Longest known dispersal of wolf in Europe
M237 was born in the canton of Grisons, was radio-collared by the Office for Hunting and Fishing of the Canton of Grisons and migrated hundreds of kilometres east to the Hungarian-Slovakian border from June 2022 to March 2023. Thus, the canton of Grisons succeeded in documenting the longest dispersal of a wolf in Europe known so far.
Start in the Grisons
M237 was born in 2021 as one of 6 cubs (4 of them genetically identified) of the Stagias pack. His parents are F31, a descendant of F07, the founder of the first Swiss wolf pack at Calanda, and M125 (origin unknown). At the end of March 2022, M237 was caught and fitted with a collar with GPS transmitter by the Office for Hunting and Fishing of the Canton of Grisons. By 22 March 2023, his transmitter already provided data, which are very interesting for research, as M237 started his migration according to his age a few months after being radio-collared, in June 2022. Before that he stayed in his pack of origin.
The long dispersal of M237
During its journey, the young wolf passed through four countries. Starting in Switzerland, he crossed the border into Italy in the Lower Engadine at the end of June 2022. During his time in Switzerland, a single genetic sample was recorded from him, taken on the day of his collaring. For about ten days he roamed the South Tyrol and then crossed the border to Austria. From then on, he went north, then later north-east. In October, he was in the region of Innsbruck, from where he continued through the Tyrol towards Vienna. He spent the turn of the year west of the Austrian capital. The young wolf then wandered up to the Danube, then changed its mind and moved off in a south-easterly direction. In mid-February, it crossed the Hungarian border and then migrated towards Budapest. It took him about a month to pass the city in the west and cross the Danube. After that he migrated in the direction of Slovakia.
The dispersal of M237, 9.6.2022 – 22.03.2023, © AJF GR
The dispersal of M237 exemplifies how adaptable wolves are. On its migration, it crossed different landscapes, from high mountains to cultivated landscapes to settlement areas. He crossed rivers, numerous highways as well as many mountains, one of them nearly 3500 m high. Mostly, he wandered purposefully in one direction. Now and then he also stayed for a few days to about two weeks in one place, perhaps to rest, perhaps because of good food supply, before he moved on.

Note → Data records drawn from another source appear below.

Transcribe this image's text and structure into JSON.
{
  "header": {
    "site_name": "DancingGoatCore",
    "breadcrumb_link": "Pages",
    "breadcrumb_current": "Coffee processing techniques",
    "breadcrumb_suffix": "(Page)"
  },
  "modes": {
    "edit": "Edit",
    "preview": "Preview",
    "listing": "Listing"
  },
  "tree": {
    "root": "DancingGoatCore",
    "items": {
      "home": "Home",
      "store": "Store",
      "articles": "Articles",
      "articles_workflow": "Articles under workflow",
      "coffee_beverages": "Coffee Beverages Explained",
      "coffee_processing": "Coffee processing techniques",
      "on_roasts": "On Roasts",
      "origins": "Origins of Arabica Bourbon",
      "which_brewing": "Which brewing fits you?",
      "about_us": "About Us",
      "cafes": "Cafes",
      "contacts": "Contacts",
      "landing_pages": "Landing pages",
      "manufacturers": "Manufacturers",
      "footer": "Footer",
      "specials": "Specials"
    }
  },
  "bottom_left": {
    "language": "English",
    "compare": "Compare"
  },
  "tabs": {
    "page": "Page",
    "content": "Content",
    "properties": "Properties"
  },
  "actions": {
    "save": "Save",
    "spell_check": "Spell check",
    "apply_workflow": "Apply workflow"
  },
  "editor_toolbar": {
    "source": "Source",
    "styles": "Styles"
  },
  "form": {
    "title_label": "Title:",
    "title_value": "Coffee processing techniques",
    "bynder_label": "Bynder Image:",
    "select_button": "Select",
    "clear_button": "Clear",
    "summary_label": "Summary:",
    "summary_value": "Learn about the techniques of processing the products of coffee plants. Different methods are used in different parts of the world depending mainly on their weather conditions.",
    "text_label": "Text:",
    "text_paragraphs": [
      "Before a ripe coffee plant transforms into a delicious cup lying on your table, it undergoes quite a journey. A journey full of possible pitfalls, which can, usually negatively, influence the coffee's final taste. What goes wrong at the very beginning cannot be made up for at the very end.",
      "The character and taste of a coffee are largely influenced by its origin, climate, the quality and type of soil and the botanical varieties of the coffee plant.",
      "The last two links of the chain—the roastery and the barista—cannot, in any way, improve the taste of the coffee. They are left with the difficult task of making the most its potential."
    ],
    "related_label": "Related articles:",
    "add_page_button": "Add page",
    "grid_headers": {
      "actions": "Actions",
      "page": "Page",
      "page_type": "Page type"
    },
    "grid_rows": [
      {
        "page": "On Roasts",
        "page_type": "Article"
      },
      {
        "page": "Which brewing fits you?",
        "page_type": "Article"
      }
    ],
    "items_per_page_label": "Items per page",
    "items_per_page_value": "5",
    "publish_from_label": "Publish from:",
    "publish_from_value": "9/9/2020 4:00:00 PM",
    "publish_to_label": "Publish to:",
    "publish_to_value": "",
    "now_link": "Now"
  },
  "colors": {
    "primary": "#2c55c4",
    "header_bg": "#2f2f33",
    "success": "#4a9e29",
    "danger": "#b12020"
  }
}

Young wolves leave the parental territory at the age of 1-3 years in search of their own. Research shows that the dispersal of young wolves can vary in distance and can differ with sex. Males tend to disperse farther than females. In the past, some radio-collared wolves showed particular eagerness to explore and dispersed surprisingly far. According to the information from KORA, M237 is demonstrably wolf with the farthest dispersal in Europe with a distance of 1927 km on the ground (829km linear distance) (referance date 22.03.2023) - and his journey may go even further. In comparison, the migration of the German wolf «Alan» is also well documented. In 2009, he migrated from Germany to Belarus - about 1550 km. Two years later, it was possible to track the GPS signal of wolf «Slavc», which moved from Slovenia to Italy - almost 1200 km. «Slavc», coming from the Dinaric population, subsequently mated with a female from the Alpine population. That was the first known evidence of a link between the two populations. In general, long-distance migrants are very important for linking populations. M237, too, is now not very far from the area of another wolf population, the Carpathian population.